Every character's plot thread is resolved by the end, although Koji and Kana's final outcomes are described via Natsuko's voice-over narration instead of being shown. This made the movie feel like a bit of a rush job at the end. Kana's story also didn't feel very well-integrated with the other two (Tomomi and Koji's), although it was probably the most original. The ultimate feeling left by the movie was bittersweet- albeit more bitter than sweet as a whole.

Overall: C

Next review will be more positive....


Anonymous said...

I tend to stay away from stories that do not have a happy ending between two women. For some reason it's almost as if there was no happy ending between two women in love, it trounces on the hope many women out there have about same-sex relationships actually working out in real life. That's not to say that people believe that in reality, but the more tragic endings there are within that genre the more it feels as if society is waving a sign about same-sex relationships being wrong. That only tragedy will come about being with someone else of the same sex-difficult almost impossible life to lead and a taboo.

Pertaining to this movie. I only skimmed it for the dodgy parts and the interaction between the two women. I only do that for most tragedies unless the reviews convince me it's worth more of my time.

Thanks for the review! ^_^

Duskren said...

Saving Face is a really good movie to watch about a lesbian relation in the heart of New York. It takes place in the Chinese community and... hold on, I'm gonna cheat for a bit... *looks around for a damn synopsis...* ahh here we go!

"In Manhattan, the brilliant Chinese-American lesbian surgeon Wil is surprised by the arrival of her forty-eight years old widow mother to her apartment. Ma was banished from Flushing, Queens, when her father discovered that she was pregnant. The presence of Ma affects the personal life of Wil, who is in love with the daughter of her boss in the hospital, the dancer Vivian Shing. Once her grandfather has promised that her mother would only return to Flushing remarried or proving that it was an immaculate conception, Wil tries to find a bachelor Chinese to marry Ma. Written by Claudio Carvalho, Rio de Janeiro, Brazil

I think the movie has alot of character in it and heart to. It's definitely one of my personal favorites that I can repeat when I'm bored on a Sunday with my girlfriend. Kat, check this one out sometime! You too, Asuto! ( ^^)

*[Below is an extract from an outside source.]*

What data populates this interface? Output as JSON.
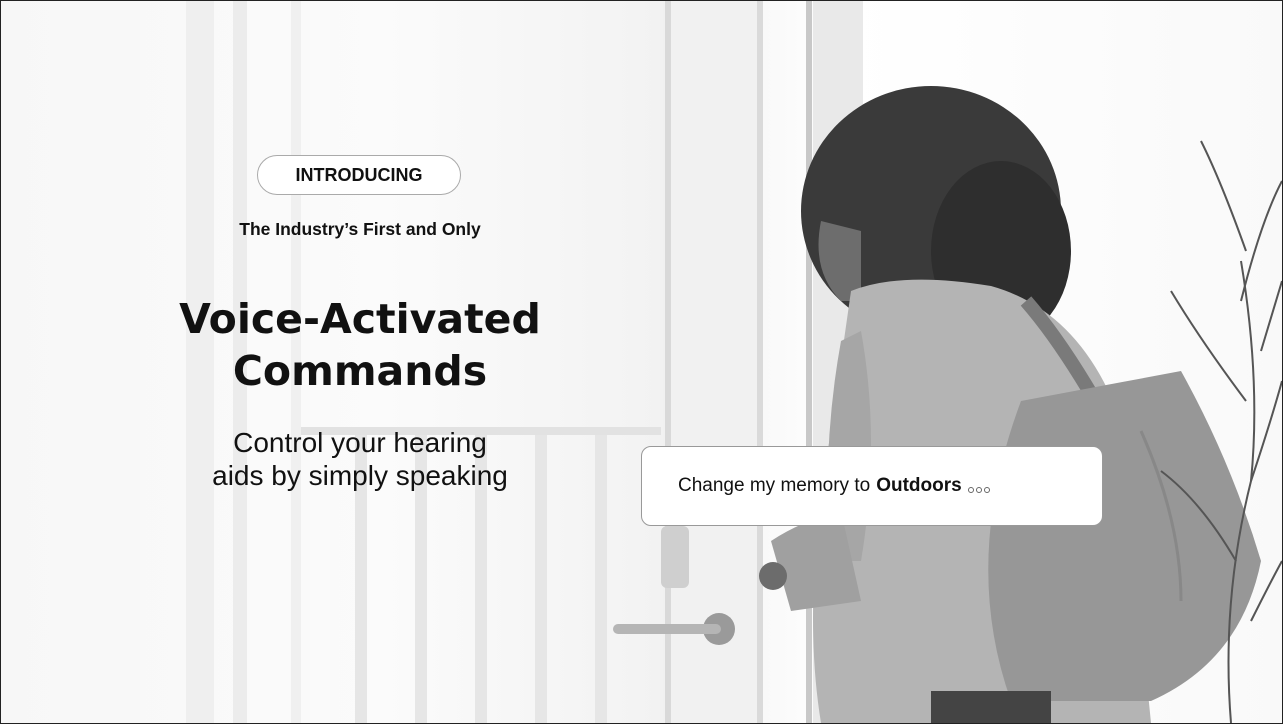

Katherine said...

@ asutoreanooka- Haha, I should have watched this movie the way you did. I don't think that a yuri (or in Topless's case, lesbian) story that doesn't end with two women in love is necessarily negative- it might make sense given the circumstances of the story, the rest of the story might be entertaining enough that it doesn't matter, the protagonist might just be happy single, or a host of other possible reasons, depending on the story/characters. But Topless...ehh. (I get what this movie was trying to do, but other stories have done a better job of acknowledging the difficulties of being a woman who likes women in Japan, without being so...meh. Like Love My Life, Honey & Honey, Love Vibes, Plica-chan, Strawberrry Shake Sweet, etc, etc.)

@ Duskren- I like Saving Face also. :-) (It's funny and it has a super-cute ending- and Vivian is hawt.) You have good taste! *salute*